Osteosarcoma in Dogs

Share

Overview of Canine Osteosarcoma 

Osteosarcoma is a type of cancer that typically arises in the bones of the limbs, or the appendicular skeleton. Less commonly, it may occur in the bones of the spine, pelvis, and skull – the axial skeleton. Osteosarcoma is the most common type of bone cancer, and it is estimated to occur in more than 8,000 dogs in the United States each year. Osteosarcoma occurs very rarely in cats.

The cause of osteosarcoma is largely unknown. It is most common in large-breed dogs (over 50 pounds), so its development in some animals may be related to rapid early growth with resultant increased weight and forces being placed on the bones. It has occurred at fracture sites where metal plates or pins were used to repair the bone, suggesting that chronic irritation may be associated with development of this type of cancer. Rarely, it can occur in areas that have been exposed to radiation therapy.

Male animals are affected at the same rate as female animals. Most dogs are 6 years of age or older when they develop this tumor; however, it does occur in animals as young as two years of age.
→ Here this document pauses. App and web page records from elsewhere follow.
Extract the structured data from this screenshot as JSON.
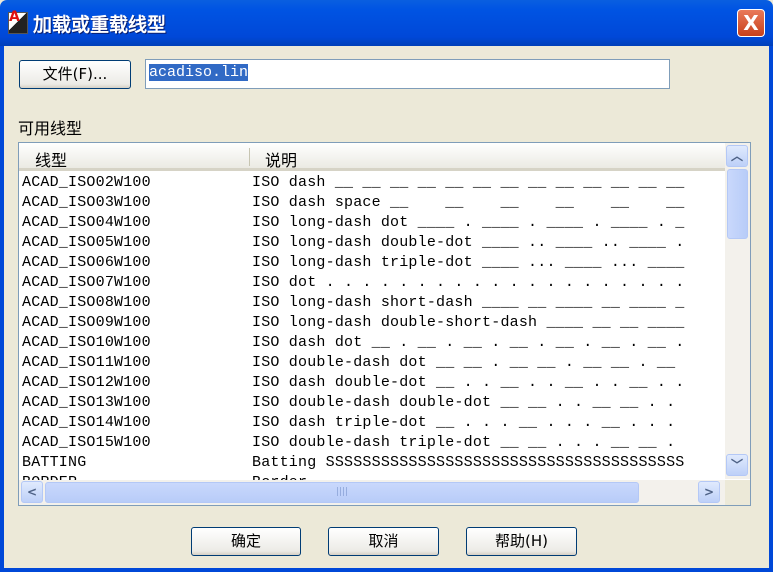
{
  "window": {
    "title": "加载或重载线型",
    "close": "X"
  },
  "file_button": "文件(F)...",
  "file_input": "acadiso.lin",
  "available_label": "可用线型",
  "columns": [
    "线型",
    "说明"
  ],
  "rows": [
    [
      "ACAD_ISO02W100",
      "ISO dash __ __ __ __ __ __ __ __ __ __ __ __ __ __"
    ],
    [
      "ACAD_ISO03W100",
      "ISO dash space __    __    __    __    __    __"
    ],
    [
      "ACAD_ISO04W100",
      "ISO long-dash dot ____ . ____ . ____ . ____ . _"
    ],
    [
      "ACAD_ISO05W100",
      "ISO long-dash double-dot ____ .. ____ .. ____ ."
    ],
    [
      "ACAD_ISO06W100",
      "ISO long-dash triple-dot ____ ... ____ ... ____"
    ],
    [
      "ACAD_ISO07W100",
      "ISO dot . . . . . . . . . . . . . . . . . . . ."
    ],
    [
      "ACAD_ISO08W100",
      "ISO long-dash short-dash ____ __ ____ __ ____ _"
    ],
    [
      "ACAD_ISO09W100",
      "ISO long-dash double-short-dash ____ __ __ ____"
    ],
    [
      "ACAD_ISO10W100",
      "ISO dash dot __ . __ . __ . __ . __ . __ . __ ."
    ],
    [
      "ACAD_ISO11W100",
      "ISO double-dash dot __ __ . __ __ . __ __ . __"
    ],
    [
      "ACAD_ISO12W100",
      "ISO dash double-dot __ . . __ . . __ . . __ . ."
    ],
    [
      "ACAD_ISO13W100",
      "ISO double-dash double-dot __ __ . . __ __ . ."
    ],
    [
      "ACAD_ISO14W100",
      "ISO dash triple-dot __ . . . __ . . . __ . . ."
    ],
    [
      "ACAD_ISO15W100",
      "ISO double-dash triple-dot __ __ . . . __ __ ."
    ],
    [
      "BATTING",
      "Batting SSSSSSSSSSSSSSSSSSSSSSSSSSSSSSSSSSSSSSS"
    ],
    [
      "BORDER",
      "Border"
    ]
  ],
  "buttons": {
    "ok": "确定",
    "cancel": "取消",
    "help": "帮助(H)"
  }
}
This is a highly metastatic, meaning it spreads to other parts of the body, and life-threatening form of cancer and usually causes lameness and general debilitation of your pet during its development and progression. Average life expectancy in dogs that receive treatment in the form of amputation, or surgical removal of the leg, and chemotherapy is 10 to 12 months. Without treatment, life expectancy is usually two to four months. When this cancer affects the axial skeleton, the prognosis is usually worse but is dependent on the site and on the type of surgery and follow-up care. Some animals with tumors of the lower jaw can do well for a year with only surgery.

What to Watch For
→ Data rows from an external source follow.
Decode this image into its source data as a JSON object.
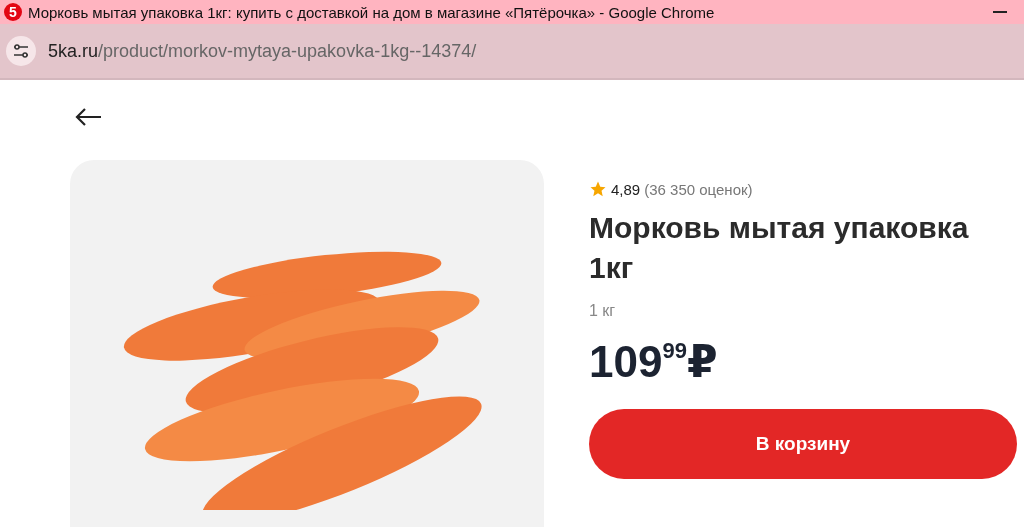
{
  "window": {
    "title": "Морковь мытая упаковка 1кг: купить с доставкой на дом в магазине «Пятёрочка» - Google Chrome",
    "app_logo": "5"
  },
  "address_bar": {
    "domain": "5ka.ru",
    "path": "/product/morkov-mytaya-upakovka-1kg--14374/"
  },
  "product": {
    "rating": "4,89",
    "reviews": "(36 350 оценок)",
    "title": "Морковь мытая упаковка 1кг",
    "weight": "1 кг",
    "price": "109$^{99}$₽",
    "button": "В корзину"
  }
}
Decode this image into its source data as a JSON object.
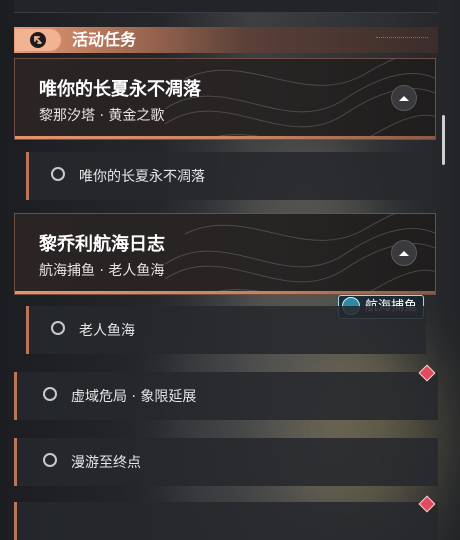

Signs of Osteosarcoma in Dogs may include: 

  • Lameness
  • Pain of any of the bones
  • Broken bone with minimal trauma
  • Swelling of a limb
  • Difficulty breathing
  • Coughing
  • Exercise intolerance or reluctance or inability to exercise normally
  •  

    Diagnosis of Osteosarcoma in Dogs

    Diagnostic tests are needed to recognize osteosarcoma and exclude other diseases that may cause similar symptoms. Tests may include the following:

  • Complete medical history and physical examination
  • Radiographs (X-rays) of the affected bone
  • Radiographs of the chest/lungs to look for metastasis
  • Complete blood cell count (CBC)
  • Biochemistry profile
  • Urinalysis
  • Biopsy of the tumor
  • Bone scan, which is a specialized type of X-ray that looks for spread of the cancer to other bones
  • Treatment of Osteosarcoma in Dogs

    In addition to administration of pain medications, treatment for osteosarcoma may include the following:

  • Surgical removal of the tumor, which usually involves limb amputation
  • Chemotherapy, usually done in conjunction with amputation or limb-sparing procedures
  • Radiation therapy as an alternate form of palliative treatment for pain relief in very select cases
  • Limb-sparing surgery, a type of surgery where the bone containing the tumor is removed and replaced by a donor bone. This procedure is performed only at limited veterinary surgical referral centers.
  • Home Care and Prevention

    Your veterinarian can prescribe pain medications to make your dog more comfortable. You may be asked to administer pain medications to your dog until definitive therapy can be done, but do not give your dog any pills that have not been prescribed or recommended by a veterinarian. At the time of surgery a narcotic pain patch may be placed on the skin. These patches release a constant level of pain medication that is absorbed through the skin.

    You should limit your pet’s activity to prevent further pain and to reduce the likelihood of a pathologic fracture, which is an abnormal breaking of the bone due to the cancer weakening it, prior to definitive therapy. Your dog should not run, jump or play during this time and you should watch him carefully or give him assistance when he is climbing stairs or getting in and out of a car.

    There is little that you can do to prevent bone cancer from occurring in your pet because the cause is poorly understood. Have your veterinarian evaluate your pet for any lameness that develops. Most forms of lameness are likely to be associated with arthritis or injury to ligaments and tendons. If your dog is not getting better with rest and anti-inflammatory drugs, radiographs of the affected region should be taken to exclude the presence of a bone cancer as a cause of lameness.

    <

    Pg 1 of 4

    >
    Share